== Required work ==
Return a word-for-word copy of the complete listing below.

== Provided entries ==
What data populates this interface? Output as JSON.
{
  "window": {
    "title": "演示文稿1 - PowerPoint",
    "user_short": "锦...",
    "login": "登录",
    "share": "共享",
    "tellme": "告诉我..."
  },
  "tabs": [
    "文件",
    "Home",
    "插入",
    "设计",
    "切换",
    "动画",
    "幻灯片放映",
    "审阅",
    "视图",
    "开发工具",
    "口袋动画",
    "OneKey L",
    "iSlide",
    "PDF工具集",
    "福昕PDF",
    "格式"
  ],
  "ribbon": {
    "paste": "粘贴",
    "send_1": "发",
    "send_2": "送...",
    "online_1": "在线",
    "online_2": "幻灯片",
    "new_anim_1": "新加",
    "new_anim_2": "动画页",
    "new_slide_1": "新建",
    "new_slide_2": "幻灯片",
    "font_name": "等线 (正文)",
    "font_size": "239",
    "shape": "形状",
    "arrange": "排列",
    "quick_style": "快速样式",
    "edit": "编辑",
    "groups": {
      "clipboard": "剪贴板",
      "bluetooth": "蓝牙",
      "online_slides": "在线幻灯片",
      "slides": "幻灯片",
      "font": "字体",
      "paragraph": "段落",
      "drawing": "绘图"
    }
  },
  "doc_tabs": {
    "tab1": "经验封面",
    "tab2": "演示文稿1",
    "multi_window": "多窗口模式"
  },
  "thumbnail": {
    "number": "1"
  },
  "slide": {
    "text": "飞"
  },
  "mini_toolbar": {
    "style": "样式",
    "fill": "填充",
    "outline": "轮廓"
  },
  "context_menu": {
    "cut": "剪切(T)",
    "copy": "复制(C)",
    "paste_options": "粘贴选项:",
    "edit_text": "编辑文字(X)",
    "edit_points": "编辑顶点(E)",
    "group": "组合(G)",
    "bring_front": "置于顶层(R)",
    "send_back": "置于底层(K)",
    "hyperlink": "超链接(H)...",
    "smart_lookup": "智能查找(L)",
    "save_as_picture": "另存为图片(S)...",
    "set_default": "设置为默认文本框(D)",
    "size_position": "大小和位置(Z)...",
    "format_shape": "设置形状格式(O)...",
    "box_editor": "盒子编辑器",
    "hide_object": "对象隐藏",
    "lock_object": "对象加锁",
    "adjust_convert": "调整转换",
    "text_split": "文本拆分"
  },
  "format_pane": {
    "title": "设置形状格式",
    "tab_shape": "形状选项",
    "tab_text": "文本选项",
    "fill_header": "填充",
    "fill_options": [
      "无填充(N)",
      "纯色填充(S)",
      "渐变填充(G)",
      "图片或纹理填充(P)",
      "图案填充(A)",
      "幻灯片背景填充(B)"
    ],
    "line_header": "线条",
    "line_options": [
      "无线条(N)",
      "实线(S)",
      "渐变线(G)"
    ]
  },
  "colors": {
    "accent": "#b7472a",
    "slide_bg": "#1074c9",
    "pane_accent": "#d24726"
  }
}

== Result of this task ==
What data populates this interface? Output as JSON.
{
  "window": {
    "title": "演示文稿1 - PowerPoint",
    "user_short": "锦...",
    "login": "登录",
    "share": "共享",
    "tellme": "告诉我..."
  },
  "tabs": [
    "文件",
    "Home",
    "插入",
    "设计",
    "切换",
    "动画",
    "幻灯片放映",
    "审阅",
    "视图",
    "开发工具",
    "口袋动画",
    "OneKey L",
    "iSlide",
    "PDF工具集",
    "福昕PDF",
    "格式"
  ],
  "ribbon": {
    "paste": "粘贴",
    "send_1": "发",
    "send_2": "送...",
    "online_1": "在线",
    "online_2": "幻灯片",
    "new_anim_1": "新加",
    "new_anim_2": "动画页",
    "new_slide_1": "新建",
    "new_slide_2": "幻灯片",
    "font_name": "等线 (正文)",
    "font_size": "239",
    "shape": "形状",
    "arrange": "排列",
    "quick_style": "快速样式",
    "edit": "编辑",
    "groups": {
      "clipboard": "剪贴板",
      "bluetooth": "蓝牙",
      "online_slides": "在线幻灯片",
      "slides": "幻灯片",
      "font": "字体",
      "paragraph": "段落",
      "drawing": "绘图"
    }
  },
  "doc_tabs": {
    "tab1": "经验封面",
    "tab2": "演示文稿1",
    "multi_window": "多窗口模式"
  },
  "thumbnail": {
    "number": "1"
  },
  "slide": {
    "text": "飞"
  },
  "mini_toolbar": {
    "style": "样式",
    "fill": "填充",
    "outline": "轮廓"
  },
  "context_menu": {
    "cut": "剪切(T)",
    "copy": "复制(C)",
    "paste_options": "粘贴选项:",
    "edit_text": "编辑文字(X)",
    "edit_points": "编辑顶点(E)",
    "group": "组合(G)",
    "bring_front": "置于顶层(R)",
    "send_back": "置于底层(K)",
    "hyperlink": "超链接(H)...",
    "smart_lookup": "智能查找(L)",
    "save_as_picture": "另存为图片(S)...",
    "set_default": "设置为默认文本框(D)",
    "size_position": "大小和位置(Z)...",
    "format_shape": "设置形状格式(O)...",
    "box_editor": "盒子编辑器",
    "hide_object": "对象隐藏",
    "lock_object": "对象加锁",
    "adjust_convert": "调整转换",
    "text_split": "文本拆分"
  },
  "format_pane": {
    "title": "设置形状格式",
    "tab_shape": "形状选项",
    "tab_text": "文本选项",
    "fill_header": "填充",
    "fill_options": [
      "无填充(N)",
      "纯色填充(S)",
      "渐变填充(G)",
      "图片或纹理填充(P)",
      "图案填充(A)",
      "幻灯片背景填充(B)"
    ],
    "line_header": "线条",
    "line_options": [
      "无线条(N)",
      "实线(S)",
      "渐变线(G)"
    ]
  },
  "colors": {
    "accent": "#b7472a",
    "slide_bg": "#1074c9",
    "pane_accent": "#d24726"
  }
}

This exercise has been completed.